Segment Start: Data records

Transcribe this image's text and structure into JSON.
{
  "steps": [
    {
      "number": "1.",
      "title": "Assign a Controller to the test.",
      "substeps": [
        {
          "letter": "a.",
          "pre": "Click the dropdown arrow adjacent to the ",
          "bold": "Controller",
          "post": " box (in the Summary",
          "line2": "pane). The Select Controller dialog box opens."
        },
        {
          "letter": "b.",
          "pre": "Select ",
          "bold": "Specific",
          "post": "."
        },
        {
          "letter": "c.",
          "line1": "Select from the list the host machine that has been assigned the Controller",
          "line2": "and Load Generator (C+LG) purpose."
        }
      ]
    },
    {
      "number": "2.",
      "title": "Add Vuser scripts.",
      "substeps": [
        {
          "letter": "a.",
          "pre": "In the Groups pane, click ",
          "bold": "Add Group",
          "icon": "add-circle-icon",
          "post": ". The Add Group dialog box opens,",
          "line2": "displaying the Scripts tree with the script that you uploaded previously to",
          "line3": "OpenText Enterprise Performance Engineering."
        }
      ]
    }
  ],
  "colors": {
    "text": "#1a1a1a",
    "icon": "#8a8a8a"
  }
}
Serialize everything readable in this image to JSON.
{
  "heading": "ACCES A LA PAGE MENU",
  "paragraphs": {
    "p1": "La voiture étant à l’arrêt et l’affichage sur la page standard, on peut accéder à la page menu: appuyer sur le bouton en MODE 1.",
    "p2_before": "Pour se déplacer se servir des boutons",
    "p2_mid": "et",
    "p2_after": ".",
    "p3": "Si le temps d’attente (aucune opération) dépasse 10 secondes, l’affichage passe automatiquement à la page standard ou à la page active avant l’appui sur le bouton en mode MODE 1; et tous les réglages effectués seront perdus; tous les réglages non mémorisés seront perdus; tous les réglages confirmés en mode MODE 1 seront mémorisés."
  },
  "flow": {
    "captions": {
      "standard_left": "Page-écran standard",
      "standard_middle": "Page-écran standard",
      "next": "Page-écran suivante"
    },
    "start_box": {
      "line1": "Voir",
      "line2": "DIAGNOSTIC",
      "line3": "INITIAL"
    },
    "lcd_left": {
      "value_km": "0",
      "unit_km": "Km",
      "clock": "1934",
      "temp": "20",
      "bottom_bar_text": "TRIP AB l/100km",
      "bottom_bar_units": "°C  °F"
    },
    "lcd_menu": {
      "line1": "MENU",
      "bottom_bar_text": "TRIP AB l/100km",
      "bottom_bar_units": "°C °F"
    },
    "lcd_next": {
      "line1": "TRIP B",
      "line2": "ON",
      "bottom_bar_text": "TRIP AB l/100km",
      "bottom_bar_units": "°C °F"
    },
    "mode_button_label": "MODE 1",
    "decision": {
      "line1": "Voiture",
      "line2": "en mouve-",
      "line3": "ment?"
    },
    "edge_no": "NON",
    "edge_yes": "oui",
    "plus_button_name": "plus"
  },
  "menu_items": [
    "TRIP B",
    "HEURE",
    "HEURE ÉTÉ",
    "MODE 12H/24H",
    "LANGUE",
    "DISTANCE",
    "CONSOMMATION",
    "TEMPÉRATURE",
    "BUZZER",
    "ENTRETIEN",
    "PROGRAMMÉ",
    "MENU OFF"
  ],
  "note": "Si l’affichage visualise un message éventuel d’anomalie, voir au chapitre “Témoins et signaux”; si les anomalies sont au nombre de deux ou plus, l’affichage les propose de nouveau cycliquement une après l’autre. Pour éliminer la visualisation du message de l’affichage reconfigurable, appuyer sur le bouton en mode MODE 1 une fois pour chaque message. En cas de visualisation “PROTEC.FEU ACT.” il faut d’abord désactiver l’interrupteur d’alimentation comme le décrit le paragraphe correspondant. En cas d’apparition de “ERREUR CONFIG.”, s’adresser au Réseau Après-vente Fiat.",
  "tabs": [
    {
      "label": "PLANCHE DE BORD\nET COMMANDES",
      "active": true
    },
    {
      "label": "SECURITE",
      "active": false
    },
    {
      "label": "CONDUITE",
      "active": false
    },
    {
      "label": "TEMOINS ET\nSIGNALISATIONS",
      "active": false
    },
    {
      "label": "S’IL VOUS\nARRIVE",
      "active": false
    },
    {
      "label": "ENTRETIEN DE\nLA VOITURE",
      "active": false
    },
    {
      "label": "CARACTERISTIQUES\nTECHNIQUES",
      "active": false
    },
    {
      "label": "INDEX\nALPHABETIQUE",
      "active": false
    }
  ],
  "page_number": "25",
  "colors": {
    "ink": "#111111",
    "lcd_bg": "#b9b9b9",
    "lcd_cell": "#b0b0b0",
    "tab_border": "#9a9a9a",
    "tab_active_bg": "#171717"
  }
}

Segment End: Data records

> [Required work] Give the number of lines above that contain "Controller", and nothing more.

> [Written reply] 4